Writers, what drives you to write?
Early this morning I was doing some self-examination, questioning my motives as an indie author and blogger. How much of crafting words on a page and uploading for the world to see is about my own manufactured self-importance? Do I have a suffering need to be read? And if true, is this necessarily all-bad?
Or, perhaps the reason that we—and I—write is a compelling need to change others, or at least present ideas and situations that inspire them to consider changing. I wonder whether I am following Gandhi’s wisdom, however, and first attempting to “be the change I want to see in the world.”
Third, writing might simply be grounded in a writer’s need to express his self or herself. Each of us—whether we call ourselves writers or not—is a voice yearning to be heard by others. Some of us will have a healthy, up-close cluster of those who actively listen to us and empathize on a daily basis, and others will not. Whatever form it happens to take, positive or negative, everyone will be heard at some point.
Finally, perhaps the drive to write is all caught up in the love of creating a story—the sheer joy of the act itself.
And when I consider why I write novels, this appears to me as my greatest motivator. I love experiencing and creating, being the consumer and the artist.
In fact, if you’re like me, you have no choice but to swim in the imaginary river that floats between your ears and attempt to cascade ripples downstream to the concrete world that surrounds us. How is this true for you, please?
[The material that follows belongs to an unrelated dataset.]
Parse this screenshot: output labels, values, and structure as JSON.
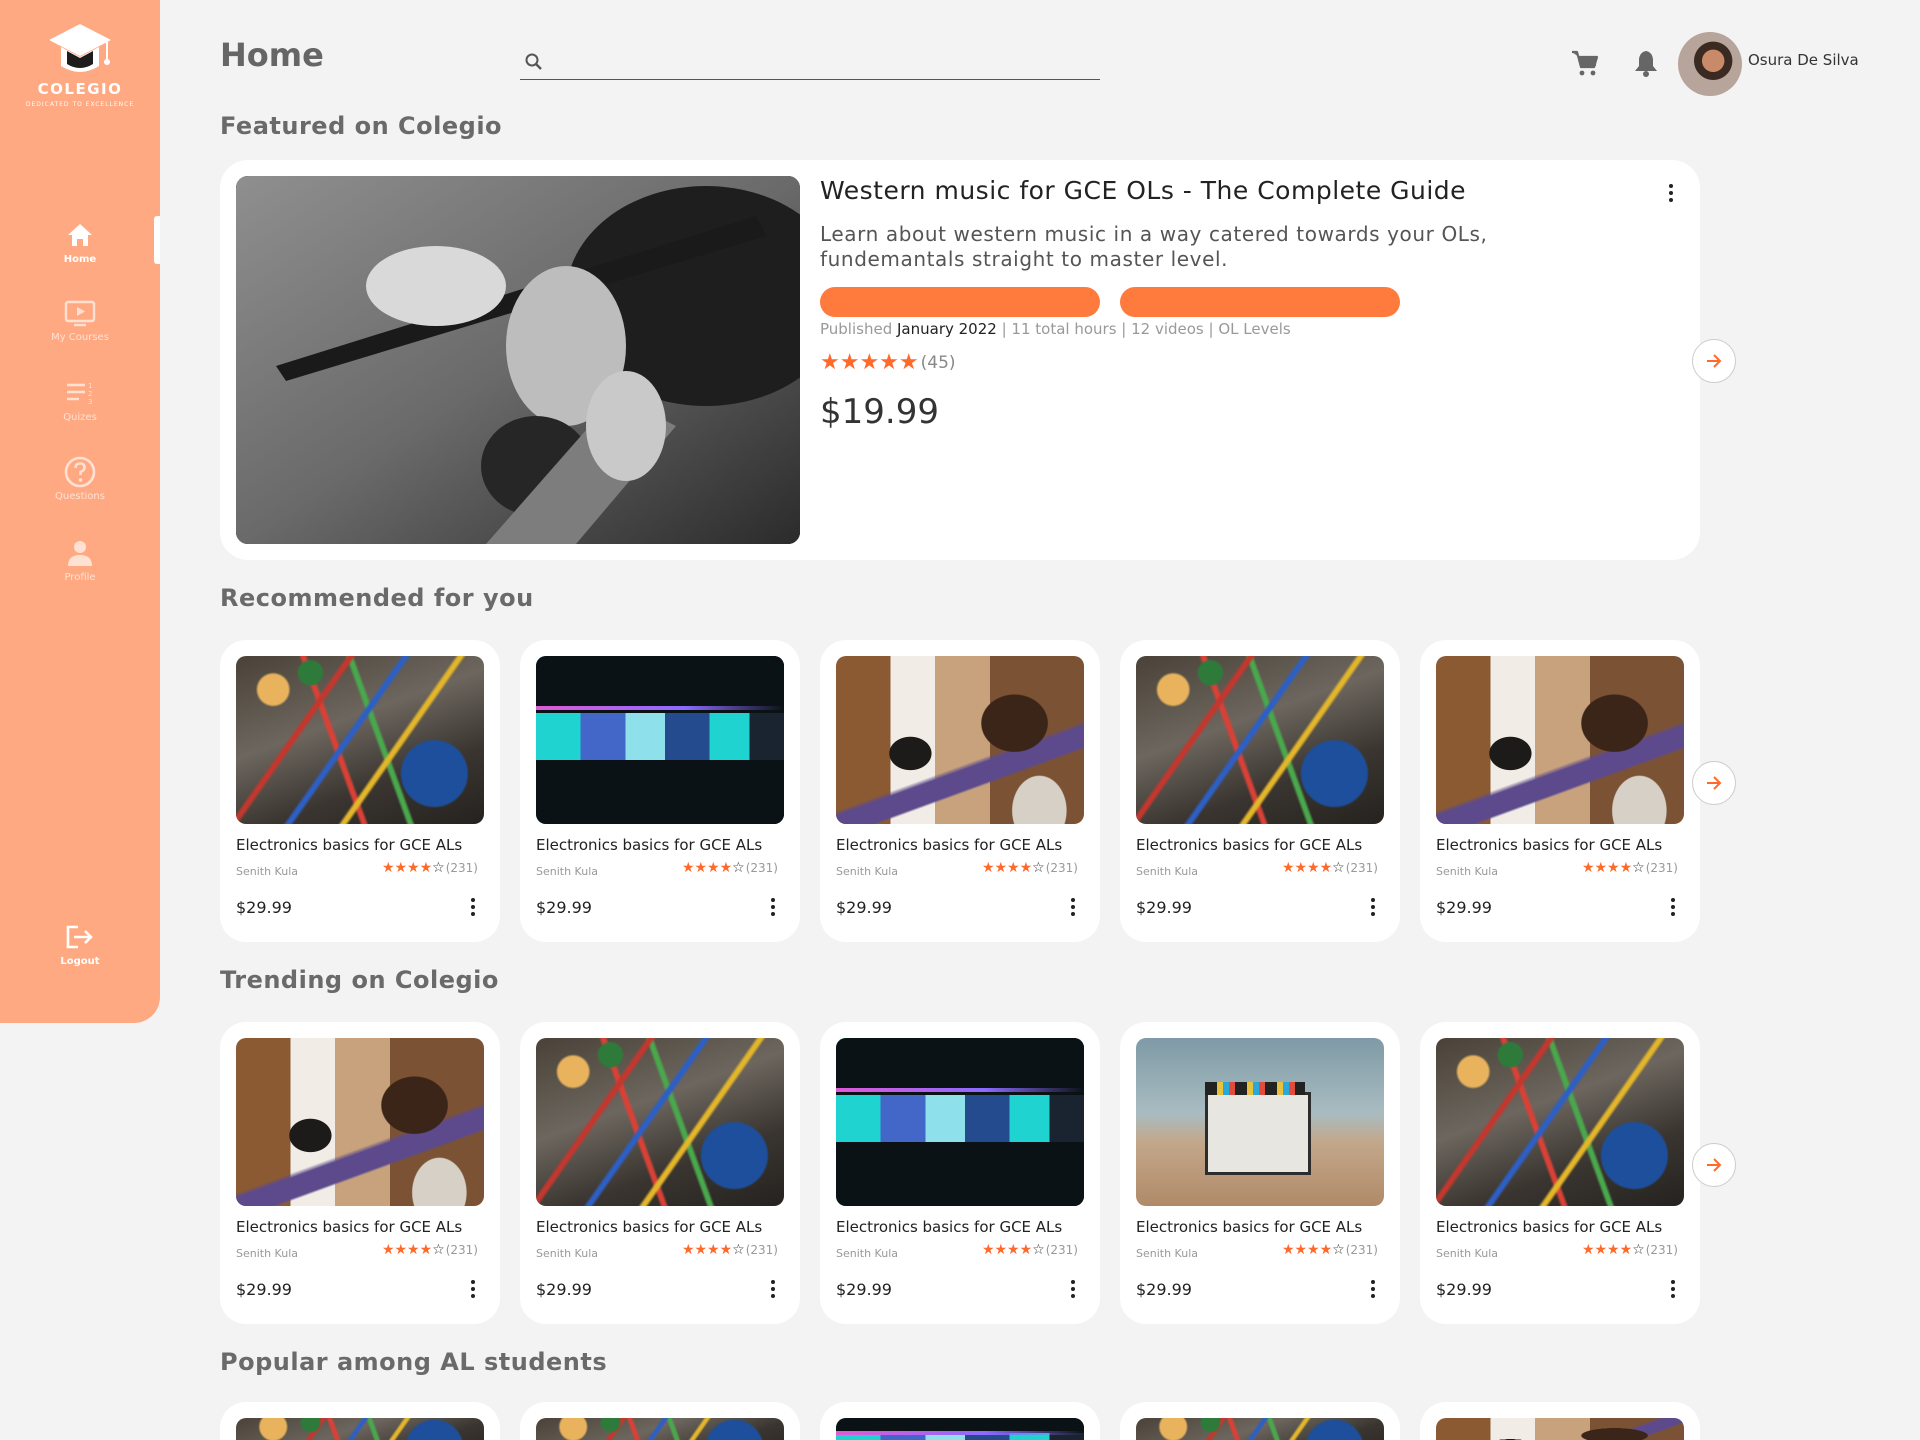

John M. DeMarco is a writer, strategist, and executive coach based in Nashville, Tennessee.